Guns N’ Roses singer Axl Rose isn’t the man he was “Yesterdays.” In the band’s prime in the ‘80s and ‘90s, the frontman for the hard-rock legends would be hard-pressed to complete an entire show, and as temper tantrums and riots maligned Rose’s reputation, G ‘N’ R tickets were a risky buy. It was like investing in a Lauryn Hill ticket in 2018: It’ll probably be great—if they show up.
But present-day Axl is a different animal. He’s been the picture of professionalism and “Patience” on the multi-year “Not In This Lifetime” tour, which began with warm-up dates in April 2016 and has two dates remaining in South Africa and Hawaii. So, when he left the stage early Sunday night in in the UAE’s “Paradise City,” Abu Dhabi, you might expect him to be suffering from a temporary relapse to his old Axl ways.
“Not so,” say his bandmates, who cut through the internet’s “Double Talkin’ Jive” and explained via Twitter that Rose was “severely ill” but still able to power through 20 songs of their planned 28-song set.
“So they’ve got me on IVs and a bunch of injections because I got sick today,” Rose, 56, said at the concert, as captured in an attendee’s video. “I’ve been throwing up for about the last five hours. So instead of cancel, I’m gonna do the best show we can for you.”
But “Don’t Cry.” Axl has good reason to heal up, and quick. Besides finishing up the Guns ‘N’ Roses tour, there are rumblings that he’ll be back behind the mic for AC/DC. Rose has sporadically loaned his services to the band as touring singer in recent years, after Brian Johnson was forced to retire from performing due to hearing loss. Earlier this year, after reports that the partnership between AC/DC principle songwriter/perpetual naughty schoolboy Angus Young and Rose would continue, Rose Tattoo frontman Angry Anderson confirmed that the pair are currently writing new material together.

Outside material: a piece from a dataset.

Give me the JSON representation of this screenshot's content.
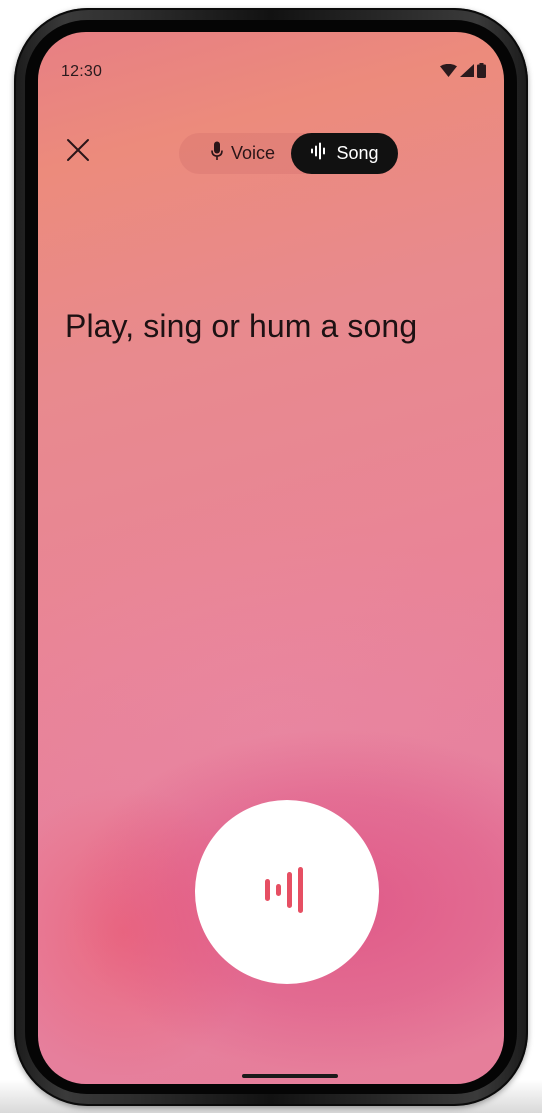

No word yet on what caused Rose’s ailment; a Spaghetti Incident has not been ruled out. Axl, as well as fans in the front row, must just be glad it was “November Rain” and not “Mr. Brownstone,” if you catch our drift.